Work order: The response must contain all of the entries, each one repeated exactly.
>>
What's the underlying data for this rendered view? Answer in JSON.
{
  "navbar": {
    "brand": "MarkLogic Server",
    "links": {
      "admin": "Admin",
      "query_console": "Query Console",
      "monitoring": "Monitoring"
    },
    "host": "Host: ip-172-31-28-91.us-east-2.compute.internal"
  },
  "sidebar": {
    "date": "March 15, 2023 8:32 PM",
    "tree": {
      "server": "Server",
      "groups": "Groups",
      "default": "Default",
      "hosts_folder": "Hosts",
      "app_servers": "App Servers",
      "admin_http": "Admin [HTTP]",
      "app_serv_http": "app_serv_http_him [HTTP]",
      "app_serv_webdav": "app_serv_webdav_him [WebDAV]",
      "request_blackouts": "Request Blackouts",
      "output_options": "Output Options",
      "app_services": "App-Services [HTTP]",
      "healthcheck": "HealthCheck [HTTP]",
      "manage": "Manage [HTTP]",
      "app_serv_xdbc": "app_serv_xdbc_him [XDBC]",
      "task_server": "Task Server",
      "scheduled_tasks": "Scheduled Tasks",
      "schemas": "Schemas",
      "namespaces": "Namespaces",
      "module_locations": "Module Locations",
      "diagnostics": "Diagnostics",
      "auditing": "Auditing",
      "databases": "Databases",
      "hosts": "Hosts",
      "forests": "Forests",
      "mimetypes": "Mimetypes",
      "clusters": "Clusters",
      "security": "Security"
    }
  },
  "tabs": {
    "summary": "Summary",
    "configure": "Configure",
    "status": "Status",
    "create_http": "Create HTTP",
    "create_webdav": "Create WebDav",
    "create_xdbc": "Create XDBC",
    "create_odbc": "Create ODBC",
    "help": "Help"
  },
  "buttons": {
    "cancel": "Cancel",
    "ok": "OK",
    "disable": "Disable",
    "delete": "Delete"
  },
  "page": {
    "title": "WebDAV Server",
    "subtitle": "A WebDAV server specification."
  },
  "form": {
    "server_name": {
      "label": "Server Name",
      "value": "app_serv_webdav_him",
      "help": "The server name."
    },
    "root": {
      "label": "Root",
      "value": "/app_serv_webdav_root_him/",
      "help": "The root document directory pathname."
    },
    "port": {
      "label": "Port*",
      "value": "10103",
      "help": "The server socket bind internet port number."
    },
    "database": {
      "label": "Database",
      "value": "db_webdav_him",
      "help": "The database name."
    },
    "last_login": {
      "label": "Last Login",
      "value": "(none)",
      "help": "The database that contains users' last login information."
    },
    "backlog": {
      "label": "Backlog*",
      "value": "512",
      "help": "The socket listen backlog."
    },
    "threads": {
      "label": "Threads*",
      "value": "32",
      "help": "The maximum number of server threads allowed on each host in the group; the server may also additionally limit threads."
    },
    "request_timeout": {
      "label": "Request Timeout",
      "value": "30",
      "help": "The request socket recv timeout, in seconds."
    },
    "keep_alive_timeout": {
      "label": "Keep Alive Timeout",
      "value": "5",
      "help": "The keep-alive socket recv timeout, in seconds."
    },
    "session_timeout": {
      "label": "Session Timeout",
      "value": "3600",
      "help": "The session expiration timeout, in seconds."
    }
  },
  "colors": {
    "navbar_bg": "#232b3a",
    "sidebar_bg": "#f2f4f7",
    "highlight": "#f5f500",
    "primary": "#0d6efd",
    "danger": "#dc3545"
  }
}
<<
Solved exercise:
What's the underlying data for this rendered view? Answer in JSON.
{
  "navbar": {
    "brand": "MarkLogic Server",
    "links": {
      "admin": "Admin",
      "query_console": "Query Console",
      "monitoring": "Monitoring"
    },
    "host": "Host: ip-172-31-28-91.us-east-2.compute.internal"
  },
  "sidebar": {
    "date": "March 15, 2023 8:32 PM",
    "tree": {
      "server": "Server",
      "groups": "Groups",
      "default": "Default",
      "hosts_folder": "Hosts",
      "app_servers": "App Servers",
      "admin_http": "Admin [HTTP]",
      "app_serv_http": "app_serv_http_him [HTTP]",
      "app_serv_webdav": "app_serv_webdav_him [WebDAV]",
      "request_blackouts": "Request Blackouts",
      "output_options": "Output Options",
      "app_services": "App-Services [HTTP]",
      "healthcheck": "HealthCheck [HTTP]",
      "manage": "Manage [HTTP]",
      "app_serv_xdbc": "app_serv_xdbc_him [XDBC]",
      "task_server": "Task Server",
      "scheduled_tasks": "Scheduled Tasks",
      "schemas": "Schemas",
      "namespaces": "Namespaces",
      "module_locations": "Module Locations",
      "diagnostics": "Diagnostics",
      "auditing": "Auditing",
      "databases": "Databases",
      "hosts": "Hosts",
      "forests": "Forests",
      "mimetypes": "Mimetypes",
      "clusters": "Clusters",
      "security": "Security"
    }
  },
  "tabs": {
    "summary": "Summary",
    "configure": "Configure",
    "status": "Status",
    "create_http": "Create HTTP",
    "create_webdav": "Create WebDav",
    "create_xdbc": "Create XDBC",
    "create_odbc": "Create ODBC",
    "help": "Help"
  },
  "buttons": {
    "cancel": "Cancel",
    "ok": "OK",
    "disable": "Disable",
    "delete": "Delete"
  },
  "page": {
    "title": "WebDAV Server",
    "subtitle": "A WebDAV server specification."
  },
  "form": {
    "server_name": {
      "label": "Server Name",
      "value": "app_serv_webdav_him",
      "help": "The server name."
    },
    "root": {
      "label": "Root",
      "value": "/app_serv_webdav_root_him/",
      "help": "The root document directory pathname."
    },
    "port": {
      "label": "Port*",
      "value": "10103",
      "help": "The server socket bind internet port number."
    },
    "database": {
      "label": "Database",
      "value": "db_webdav_him",
      "help": "The database name."
    },
    "last_login": {
      "label": "Last Login",
      "value": "(none)",
      "help": "The database that contains users' last login information."
    },
    "backlog": {
      "label": "Backlog*",
      "value": "512",
      "help": "The socket listen backlog."
    },
    "threads": {
      "label": "Threads*",
      "value": "32",
      "help": "The maximum number of server threads allowed on each host in the group; the server may also additionally limit threads."
    },
    "request_timeout": {
      "label": "Request Timeout",
      "value": "30",
      "help": "The request socket recv timeout, in seconds."
    },
    "keep_alive_timeout": {
      "label": "Keep Alive Timeout",
      "value": "5",
      "help": "The keep-alive socket recv timeout, in seconds."
    },
    "session_timeout": {
      "label": "Session Timeout",
      "value": "3600",
      "help": "The session expiration timeout, in seconds."
    }
  },
  "colors": {
    "navbar_bg": "#232b3a",
    "sidebar_bg": "#f2f4f7",
    "highlight": "#f5f500",
    "primary": "#0d6efd",
    "danger": "#dc3545"
  }
}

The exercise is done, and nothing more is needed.